Having said this, what to make of The Kingdom? Like I said, there is much to admire here, and I would consider this as the most tightly-knit, dramatic and persuasive choral composition, with the exception of The Dream of Gerontius, that Elgar created. Especially noteworthy is the solo singing, some of the most exquisite he ever wrote, as lyrical as any of his many wonderful songs. So consequently the soloists are vitally important, and this is a very fine group. They probably do not top the classic Boult recording, but overall they match up nicely and the sound on this release is far superior.
For those who love Elgar or this work, this new release will fill the shelf nicely.
Steven Ritter, March 18, 2012
BRUMEL, A.: Missa pro defunctis / CRECQUILLON, T.: Lamentationes Jeremiae (endBeginning) (New York Polyphony)

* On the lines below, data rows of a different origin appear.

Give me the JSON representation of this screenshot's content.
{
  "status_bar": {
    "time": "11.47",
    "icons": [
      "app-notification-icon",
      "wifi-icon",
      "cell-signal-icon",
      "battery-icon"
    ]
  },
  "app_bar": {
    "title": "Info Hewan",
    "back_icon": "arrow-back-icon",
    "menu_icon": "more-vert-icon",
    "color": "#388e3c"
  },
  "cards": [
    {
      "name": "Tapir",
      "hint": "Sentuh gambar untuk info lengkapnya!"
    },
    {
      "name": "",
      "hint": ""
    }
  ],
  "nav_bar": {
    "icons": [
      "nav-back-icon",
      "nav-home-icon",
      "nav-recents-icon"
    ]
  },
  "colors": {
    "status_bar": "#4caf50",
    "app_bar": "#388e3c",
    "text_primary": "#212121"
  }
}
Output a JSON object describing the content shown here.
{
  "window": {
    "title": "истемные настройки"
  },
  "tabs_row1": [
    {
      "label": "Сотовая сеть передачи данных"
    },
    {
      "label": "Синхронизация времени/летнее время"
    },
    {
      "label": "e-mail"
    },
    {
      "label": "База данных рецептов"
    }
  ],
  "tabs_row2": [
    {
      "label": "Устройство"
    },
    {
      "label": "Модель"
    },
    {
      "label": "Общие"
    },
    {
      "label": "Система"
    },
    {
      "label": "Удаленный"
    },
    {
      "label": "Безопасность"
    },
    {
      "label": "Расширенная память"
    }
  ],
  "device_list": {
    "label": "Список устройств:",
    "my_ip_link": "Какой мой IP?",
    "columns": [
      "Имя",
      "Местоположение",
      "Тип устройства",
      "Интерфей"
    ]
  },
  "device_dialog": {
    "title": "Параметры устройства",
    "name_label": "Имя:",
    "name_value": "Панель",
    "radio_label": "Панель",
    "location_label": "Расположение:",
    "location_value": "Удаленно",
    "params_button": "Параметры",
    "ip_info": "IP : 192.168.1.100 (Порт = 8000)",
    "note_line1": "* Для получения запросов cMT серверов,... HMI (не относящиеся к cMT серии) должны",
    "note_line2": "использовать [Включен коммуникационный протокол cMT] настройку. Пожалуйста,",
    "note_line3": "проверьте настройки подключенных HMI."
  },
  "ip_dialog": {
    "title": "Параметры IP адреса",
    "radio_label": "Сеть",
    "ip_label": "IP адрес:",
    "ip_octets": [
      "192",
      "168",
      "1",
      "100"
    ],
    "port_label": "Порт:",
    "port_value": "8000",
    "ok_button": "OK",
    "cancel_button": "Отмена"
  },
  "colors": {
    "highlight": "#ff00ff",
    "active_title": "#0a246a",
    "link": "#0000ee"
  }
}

Four years ago, I last wrote about New York Polyphony, the male vocal quartet who here makes its debut on BIS. The recording was a Christmas program and included the following description: “…these are ideally matched, sensitively balanced voices, warm yet vibrant in the tradition of groups such as the Hilliard Ensemble. And the singing is impeccable–the breathing, the phrasing, all of the ensemble work shows musicians at one with each other and with the music at hand. (Type New York Polyphony in Search Reviews to read the entire review.)
There’s really nothing new to add to that, except perhaps that in the last few years the ensemble has developed even more refined soft singing and–if it’s possible–a more vibrant resonance when they want to emphasize a particularly rich harmonic moment or passage. The fact is, however closely you want to analyze the sound and the performance, you’ll find nothing but reasons to keep listening–and plenty to support an argument for New York Polyphony’s preeminence among today’s male vocal ensembles.
This program of mostly 16th-century works from Franco-Flemish composers suits these voices especially well–for me the expressive range and vocal ensemble technique displayed in Clemens’ Tristitia obsedit me was a highlight (not to mention the gorgeous music itself), along with Josquin’s Absalon fili mi. American composer Jackson Hill (b. 1941) wrote Ma fin est mon commencement for New York Polyphony, and it’s described as “a fantasy on Machaut’s original”; but whether or not you are familiar with that work, the undulating lines, close-textured, modern/ancient harmonic structure, and the phrases that build purposefully to several climactic points–and fully exploiting that vibrant resonance mentioned above–will keep your full attention while leaving no doubt as to this modern (2009) work’s rightful place on the program. This superb BIS production, ideally recorded in a Swedish church, bodes well for what looks like the beginning of a beautiful relationship.
David Vernier, ClassicsToday.com